**Task goal**
The output should be every line below, retyped exactly, with no images.

*** Information given ***

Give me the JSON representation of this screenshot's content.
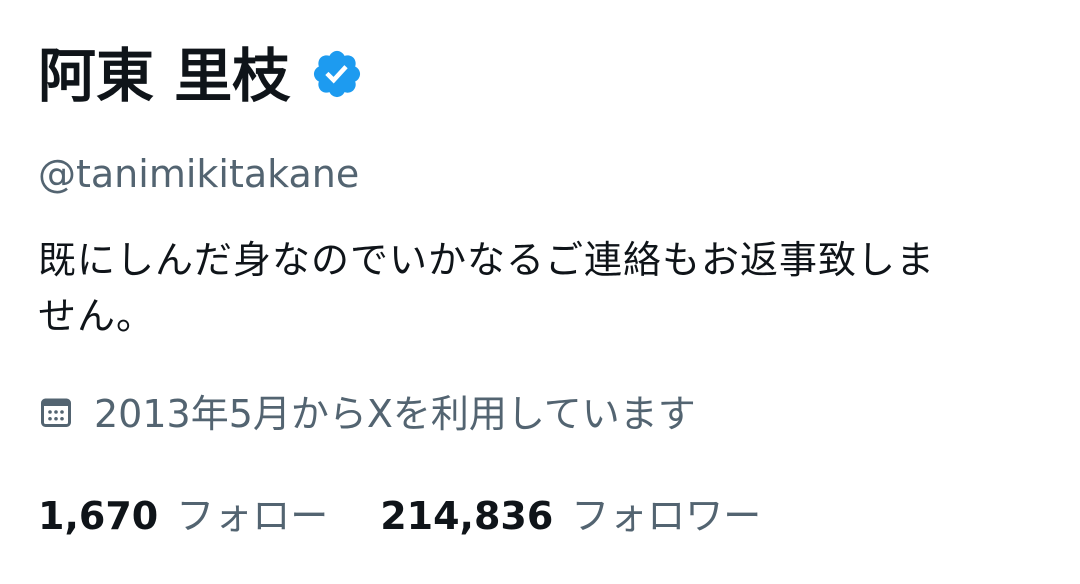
{
  "profile": {
    "display_name": "阿東 里枝",
    "verified_icon": "verified-badge-icon",
    "handle": "@tanimikitakane",
    "bio_line1": "既にしんだ身なのでいかなるご連絡もお返事致しま",
    "bio_line2": "せん。",
    "joined_icon": "calendar-icon",
    "joined_text": "2013年5月からXを利用しています",
    "following_count": "1,670",
    "following_label": "フォロー",
    "followers_count": "214,836",
    "followers_label": "フォロワー"
  },
  "colors": {
    "primary_text": "#0f1419",
    "secondary_text": "#536471",
    "verified_blue": "#1d9bf0",
    "background": "#ffffff"
  }
}
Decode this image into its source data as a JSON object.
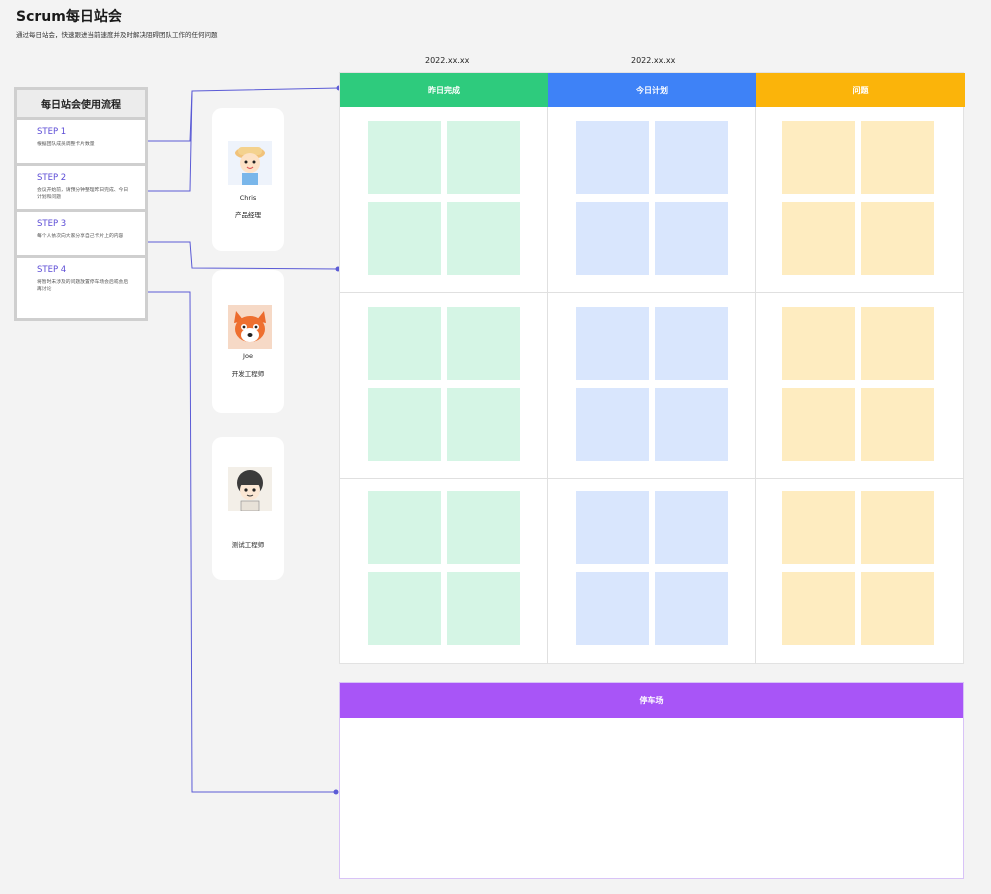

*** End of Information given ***

**Reply to the task**
Give me the JSON representation of this screenshot's content.
{
  "profile": {
    "display_name": "阿東 里枝",
    "verified_icon": "verified-badge-icon",
    "handle": "@tanimikitakane",
    "bio_line1": "既にしんだ身なのでいかなるご連絡もお返事致しま",
    "bio_line2": "せん。",
    "joined_icon": "calendar-icon",
    "joined_text": "2013年5月からXを利用しています",
    "following_count": "1,670",
    "following_label": "フォロー",
    "followers_count": "214,836",
    "followers_label": "フォロワー"
  },
  "colors": {
    "primary_text": "#0f1419",
    "secondary_text": "#536471",
    "verified_blue": "#1d9bf0",
    "background": "#ffffff"
  }
}
Decode this image into its source data as a JSON object.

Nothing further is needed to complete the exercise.